All the risks taken by Serum Institute have finally paid off, tweeted Adar Poonawalla, the chief executive of the Pune-based vaccine manufacturer, shortly after the country’s drug regulator cleared its Covishield vaccine for emergency approval in India. Mr Poonawalla reiterated that the Covishield vaccine — developed by Serum Institute of India in partnership with the Oxford University and pharma major AstraZeneca – is “safe and effective” against coronavirus and added that the vaccine “is ready to roll out in the coming weeks”.
Mr Poonawalla, CEO of the Serum Institute, said to be the world’s largest vaccine maker, had earlier said the “majority of the first 50 million doses will go to India“.

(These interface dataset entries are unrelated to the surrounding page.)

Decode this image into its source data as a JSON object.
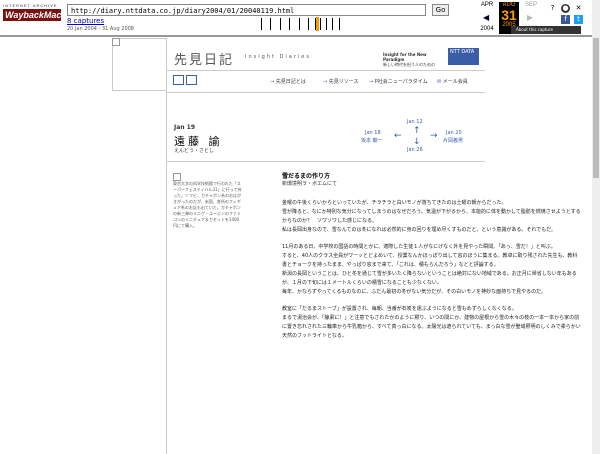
{
  "wayback": {
    "logo_top": "INTERNET ARCHIVE",
    "logo_main": "WaybackMachine",
    "url": "http://diary.nttdata.co.jp/diary2004/01/20040119.html",
    "go_label": "Go",
    "captures_label": "8 captures",
    "date_range": "20 Jan 2004 - 31 Aug 2008",
    "cal": {
      "prev_month": "APR",
      "cur_month": "AUG",
      "next_month": "SEP",
      "prev_year": "2004",
      "cur_day": "31",
      "cur_year": "2005",
      "next_year": "2008"
    },
    "about_label": "About this capture"
  },
  "site": {
    "title": "先見日記",
    "title_sub": "Insight Diaries",
    "np_line1": "Insight for the New Paradigm",
    "np_line2": "新しい時代を担う人のための",
    "ntt_label": "NTT DATA",
    "nav": [
      {
        "label": "先見日記とは"
      },
      {
        "label": "先見リソース"
      },
      {
        "label": "P社会ニューパラダイム"
      },
      {
        "label": "メール会員"
      }
    ]
  },
  "entry": {
    "date": "Jan 19",
    "author": "遠藤 諭",
    "author_kana": "えんどう・さとし",
    "prev_date": "Jan 12",
    "left_date": "Jan 18",
    "left_name": "坂本 龍一",
    "right_date": "Jan 20",
    "right_name": "片岡義男",
    "next_date": "Jan 26",
    "image_caption": "東京大学の科学技術館で行われた「スーパーフェスティバル31」に行って持った。ソフビ、ガチャポン系のおはがきがったのだが、米国、各所のフィギュア系のお店も出ていた。ガチャポンの新三弾のミニゲ・ユージンのファミコンのミニチュア＆カセットを1400円にて購入。",
    "article_title": "雪だるまの作り方",
    "article_subtitle": "新環境明ラ・ボエムにて",
    "paragraphs": [
      "金曜の午後くらいからといっていたが、チラチラと白いモノが落ちてきたのは土曜の朝からだった。\n雪が降ると、なにか特別な気分になってしまうのはなぜだろう。気温が下がるから、本能的に体を動かして脂肪を燃焼させようとするからなのか？　ソワソワした感じになる。\n私は長岡出身なので、雪なんてのは冬になれば必然的に身の回りを埋め尽くすものだと、という意識がある。それでもだ。",
      "11月のある日、中学校の国語の時間とかに、適際した生徒１人がなにげなく外を見やった瞬間、「あっ、雪だ！」と叫ぶ。\nすると、40人のクラス全員がワーッとどよめいて、授業なんかほっぽり出して窓のほうに集まる。教卓に取り残された先生も、教科書とチョークを持ったまま、やっぱり窓まで来て、「これは、積もらんだろう」などと評論する。\n新潟の長岡ということは、ひと冬を通じて雪が多いたく降らないということは絶対にない地域である。お正月に帰省しない年もあるが、１月の下旬には１メートルくらいの積雪になることも少なくない。\n毎年、かならずやってくるものなのに、ふだん最初の冬がない気分だが、その白いモノを神妙な面持ちで見やるのだ。",
      "教室に「だるまストーブ」が設置され、毎朝、当番が石炭を運ぶようになると雪もめずらしくなくなる。\nまるで湯治会が、「静粛に！」と注意でもされたかのように黙り、いつの間にか、建物の屋根から雪の木々の枝の一本一本から家の前に置き忘れされた三輪車から牛乳箱から、すべて真っ白になる。太陽光は遮られていても、まっ白な雪が聖域照明のしくみで柔らかい天然のフットライトとなる。"
    ]
  }
}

Apart from Covishield, Bharat Biotech’s Covaxin has been granted permission for “restricted use”. Restricted use approval is normally granted if there is sufficient evidence to suggest the drug is both safe and effective.
“We’ll never approve anything if there is slightest of safety concern. The vaccines are 110 per cent safe. Some side effects like mild fever, pain and allergy are common for every vaccine,” Drug Controller General of India VG Somani said while granting permission to the vaccine makers for “restricted use”.
Covishield was found to be 70.42 per cent effective and Bharat Biotech’s Covaxin was “safe and provides a robust immune response”, he said.
Minutes later, Prime Minister Narendra Modi tweeted to say that it would make every Indian proud that the two were “made in India”. “It would make every Indian proud that the two vaccines that have been given emergency use approval are made in India! This shows the eagerness of our scientific community to fulfil the dream of an Aatmanirbhar Bharat, at the root of which is care and compassion,” the Prime Minister tweeted.
Serum Institute of India’s Covishield was the first vaccine to be recommended for “restricted use” by the the government-appointed panel on Friday. Covaxin, the coronavirus vaccine from Hyderabad-based Bharat Biotech, was recommended a day later, on Saturday.
A third vaccine – developed by American pharma giant Pfizer – had also applied for emergency fuse authorisation and is currently being reviewed by the panel. Sources, however, have said that the company has yet to present its data before the panel.
The Pfizer vaccine has already been rolled out in the UK, the US and some other countries.
India is the world’s second most-infected nation with more than 1.03 crore cases and almost 150,000 deaths, although its rate of infection has come down significantly from a mid-September peak of more than 90,000 cases daily.
The approval is expected to kick off one of the world’s biggest vaccination drives in the coming days.
A day-long trial run of the vaccine delivery system was held on Saturday to check for potential problems once a vaccine is made available. The Health Ministry said dry runs were held in 116 districts, with nearly one lakh personnel undergoing necessary training.